Medical and dental check-ups (including costs for some vaccination fresh-ups) to ensure that we left the country in good shape.
Clothes purchases for our life on the road (Check out our packing lists: Female / Male).
While you could argue that these might slightly skew the numbers, we used to buy fewer yet higher quality items and get dental check-ups regularly anyway. Hence, we didn’t really see the point in trying to split them out.
|All the pampering and clothes shopping to maintain good looks for our corporate careers, and recuperate from our hectic lifestyles, are no longer necessary these days. We are more active, in the sun and fresh air (rather than hunched over a desk in an air-conditioned office for 50-60 hours a week).|
That said, we still see doctors when needed or get dental and eye check-ups annually. We also still have hair cuts (though Sandra’s are mostly done by Paul these days – including the occasional colour), and a manicure/pedicure or massage every now and then.
We experienced the health care systems of several host countries over the years, including Ecuador, St Vincent and the Grenadines, Guatemala, New Zealand, Germany, Serbia and Turkey. Treatments cost us hardly anything as they were either sponsored by the government, covered by our travel/health insurance or by the Accident Compensation Corporation (in New Zealand). We only had to pay for medication (at a similar cost to Sydney) or very manageable top-ups/excess fees for our claims.
While we haven’t bought physical gifts for years, when our granddaughter Rosie turned 1, we set up a college fund for her. Until she turns 18, we invest a fixed amount every month into a diversified sustainable exchange-traded fund (ETF) on her behalf. Call us boring, but we are minimalists, and that’s how we gift these days.
As giving to those less fortunate is close to our hearts, we continue to donate at the same level as before and continue to seek out volunteering opportunities whenever the opportunity arises.
Insurance, bank fees and government charges
|USD7 per person per day||USD4 per person per day (-41%)|
|This category includes the premiums paid for our Private Medical Insurance (BUPA Hospital and Extras cover), and Home and Contents Insurance, as well as (recurring) Bank Fees related to our mortgage.|
Like most people, we dislike paying Bank Fees of any sort, especially unnecessary ones. We always pay our credit card statements in full (in Sydney and on the road).

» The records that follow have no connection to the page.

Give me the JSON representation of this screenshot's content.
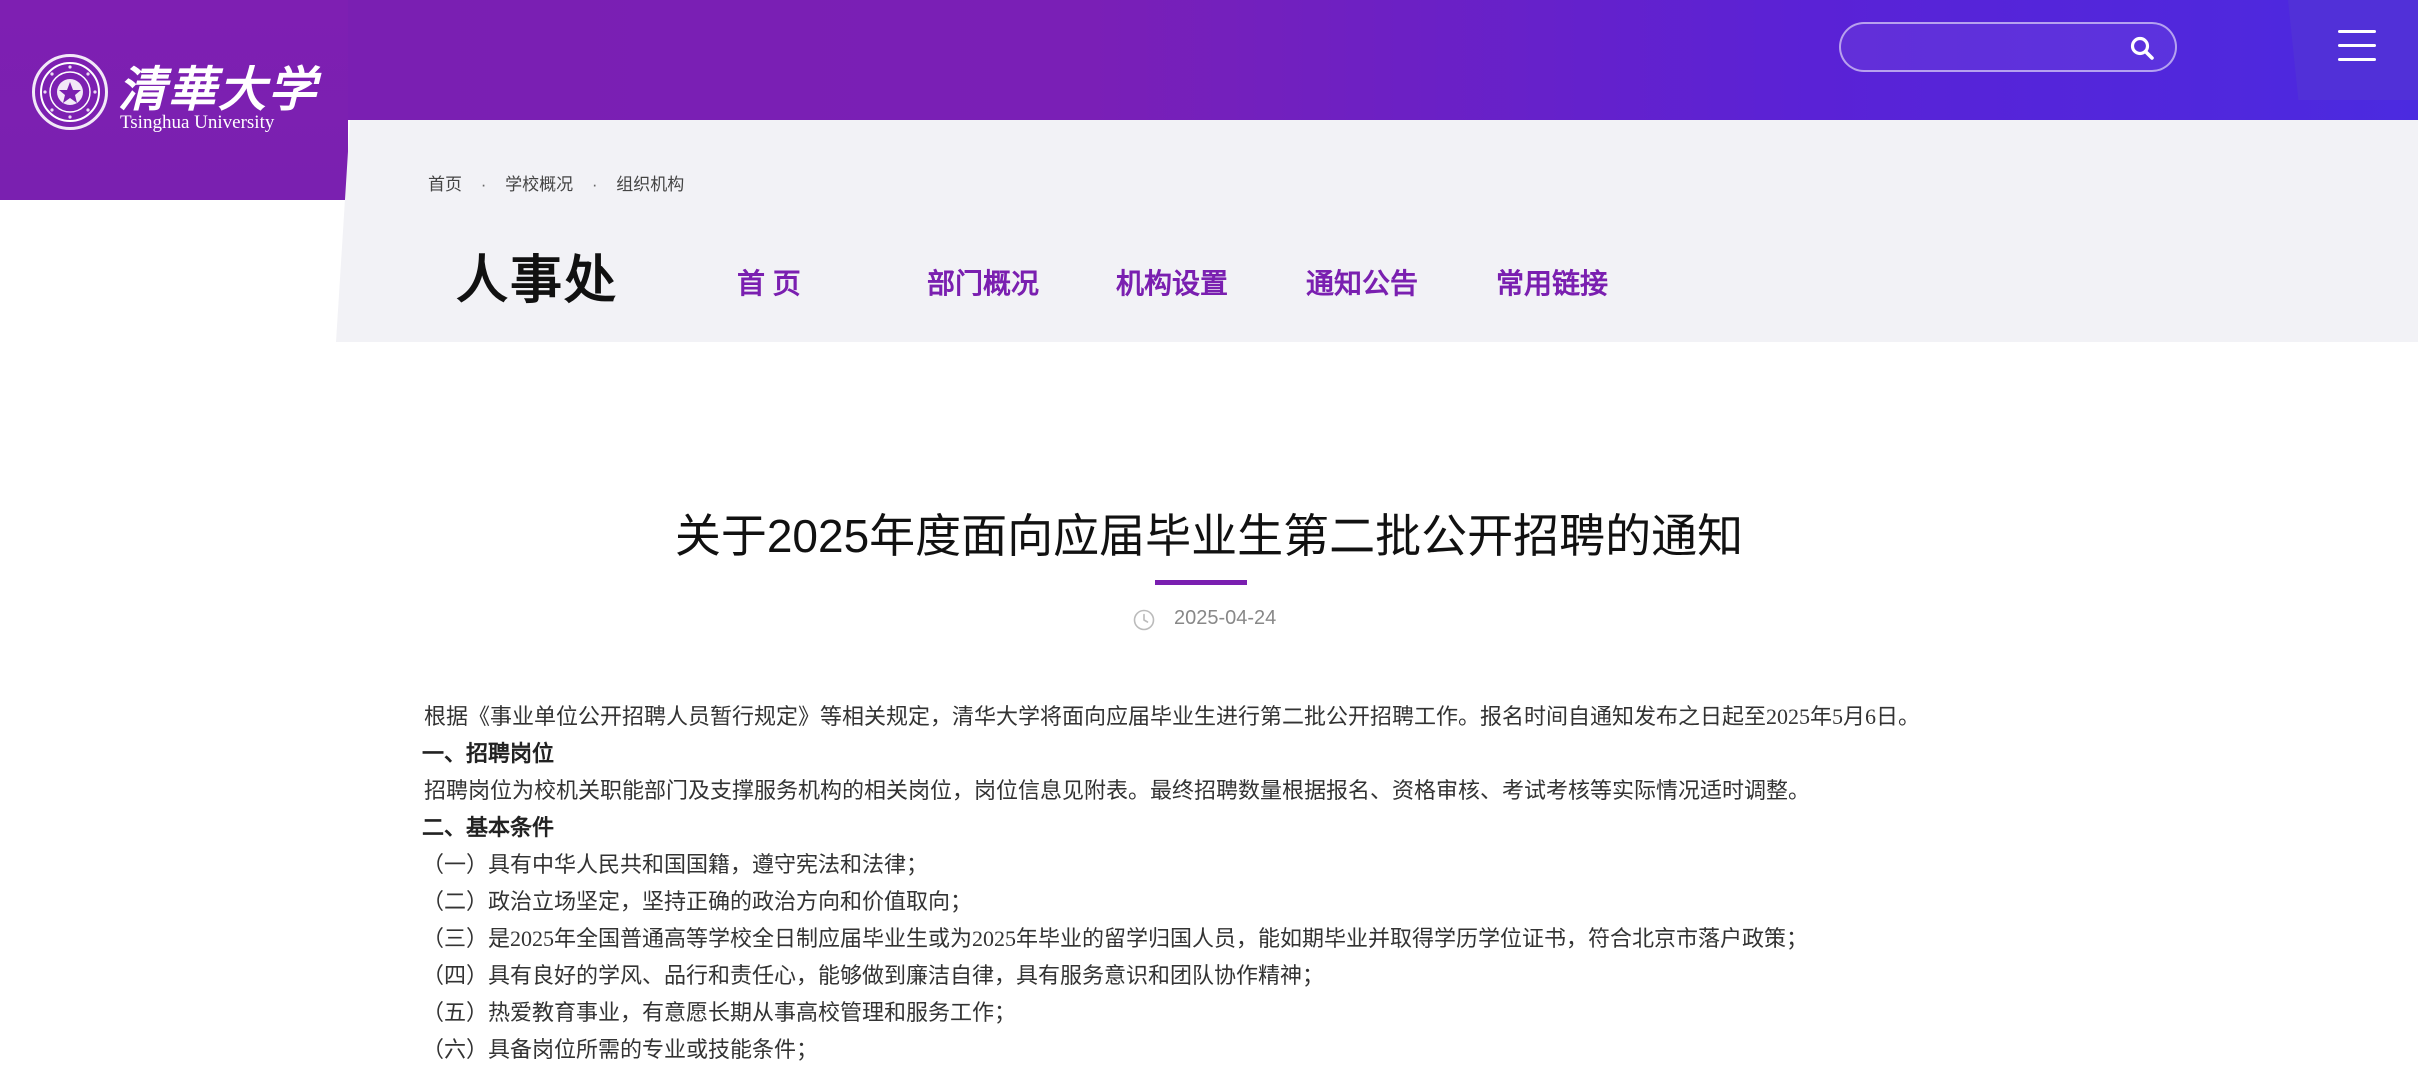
{
  "header": {
    "logo_cn": "清華大学",
    "logo_en": "Tsinghua University",
    "logo_icon": "tsinghua-seal-icon",
    "search": {
      "placeholder": "",
      "value": "",
      "icon": "search-icon"
    },
    "menu_icon": "hamburger-menu-icon"
  },
  "breadcrumb": [
    "首页",
    "学校概况",
    "组织机构"
  ],
  "breadcrumb_sep": "·",
  "department": {
    "title": "人事处"
  },
  "nav": [
    "首 页",
    "部门概况",
    "机构设置",
    "通知公告",
    "常用链接"
  ],
  "article": {
    "title": "关于2025年度面向应届毕业生第二批公开招聘的通知",
    "date": "2025-04-24",
    "date_icon": "clock-icon",
    "paragraphs": [
      {
        "type": "indent",
        "text": "根据《事业单位公开招聘人员暂行规定》等相关规定，清华大学将面向应届毕业生进行第二批公开招聘工作。报名时间自通知发布之日起至2025年5月6日。"
      },
      {
        "type": "heading",
        "text": "一、招聘岗位"
      },
      {
        "type": "indent",
        "text": "招聘岗位为校机关职能部门及支撑服务机构的相关岗位，岗位信息见附表。最终招聘数量根据报名、资格审核、考试考核等实际情况适时调整。"
      },
      {
        "type": "heading",
        "text": "二、基本条件"
      },
      {
        "type": "item",
        "text": "（一）具有中华人民共和国国籍，遵守宪法和法律；"
      },
      {
        "type": "item",
        "text": "（二）政治立场坚定，坚持正确的政治方向和价值取向；"
      },
      {
        "type": "item",
        "text": "（三）是2025年全国普通高等学校全日制应届毕业生或为2025年毕业的留学归国人员，能如期毕业并取得学历学位证书，符合北京市落户政策；"
      },
      {
        "type": "item",
        "text": "（四）具有良好的学风、品行和责任心，能够做到廉洁自律，具有服务意识和团队协作精神；"
      },
      {
        "type": "item",
        "text": "（五）热爱教育事业，有意愿长期从事高校管理和服务工作；"
      },
      {
        "type": "item",
        "text": "（六）具备岗位所需的专业或技能条件；"
      }
    ]
  },
  "colors": {
    "brand_purple": "#7a1fb0",
    "header_blue": "#4b2ae0",
    "nav_panel_bg": "#f2f2f6"
  }
}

|Our comprehensive travel/health insurance covers our key risks around the world (including Cuba) at USD1,989 per year less than our insurance costs in Sydney.|
Though occasionally, we may incur fees for ATM cash withdrawals, we only use cards/banks that don’t charge foreign transaction fees. Our bank fees are therefore only marginally higher than when we lived in Sydney. Visas/entry fees/tourist cards and exit fees/departure taxes add around USD215 per year to our bill.

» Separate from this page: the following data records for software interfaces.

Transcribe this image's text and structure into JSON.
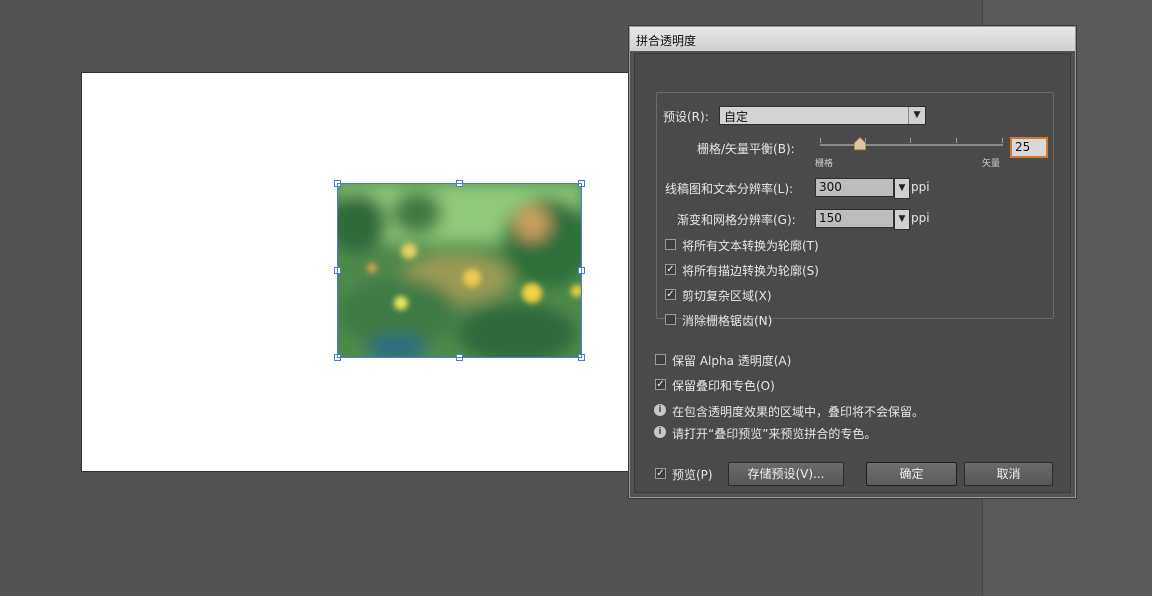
{
  "dialog": {
    "title": "拼合透明度",
    "preset_label": "预设(R):",
    "preset_value": "自定",
    "balance_label": "栅格/矢量平衡(B):",
    "balance_min_label": "栅格",
    "balance_max_label": "矢量",
    "balance_value": "25",
    "line_art_label": "线稿图和文本分辨率(L):",
    "line_art_value": "300",
    "line_art_unit": "ppi",
    "gradient_label": "渐变和网格分辨率(G):",
    "gradient_value": "150",
    "gradient_unit": "ppi",
    "options": [
      {
        "label": "将所有文本转换为轮廓(T)",
        "checked": false
      },
      {
        "label": "将所有描边转换为轮廓(S)",
        "checked": true
      },
      {
        "label": "剪切复杂区域(X)",
        "checked": true
      },
      {
        "label": "消除栅格锯齿(N)",
        "checked": false
      }
    ],
    "preserve_alpha_label": "保留 Alpha 透明度(A)",
    "preserve_alpha_checked": false,
    "preserve_overprint_label": "保留叠印和专色(O)",
    "preserve_overprint_checked": true,
    "info1": "在包含透明度效果的区域中，叠印将不会保留。",
    "info2": "请打开“叠印预览”来预览拼合的专色。",
    "preview_label": "预览(P)",
    "preview_checked": true,
    "save_preset_label": "存储预设(V)...",
    "ok_label": "确定",
    "cancel_label": "取消",
    "check_mark": "✓",
    "dropdown_arrow": "▼",
    "info_glyph": "i"
  },
  "colors": {
    "panel": "#535353",
    "dialog_body": "#4a4a4a",
    "focus_outline": "#d07a30",
    "selection": "#4a7fd0"
  },
  "icons": [
    "info-icon",
    "dropdown-arrow-icon",
    "slider-thumb-icon",
    "checkbox-icon"
  ]
}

How our spending focus has changed
We can confirm that you can live for less travelling full-time than in an expensive city like Sydney – 48% less on average, in our case. While we took advantage of the cost of living disparities (also called geoarbitrage) in countries like Guatemala, Nicaragua, Serbia and Albania, disparities were not in our favour in other countries, including the United States, several Caribbean islands, Norway, Iceland and New Zealand.
Whether you want to embark on a similar lifestyle change or are looking for ways to make living in your city more affordable, starting point to all of this is to really know what you spend your money on.
Once you do, ask yourself whether what you are spending your money on is aligned with your values. A great help is to calculate how much a new purchase would cost you in (additional) work hours or days. Stop (or at least reduce) spending money on anything that doesn’t give you value, and redirect the freed-up funds to what is truly important to you (paying your debt off as fast as possible or visiting your grandma more often – whatever it may be).
While we have proven that full-time travel doesn’t need to break the bank, we still spend money (which we need to earn in the first place). Developing a number of (smaller) income streams that enable us to sustain our nomadic life into the future has therefore been a key priority for us since 2016.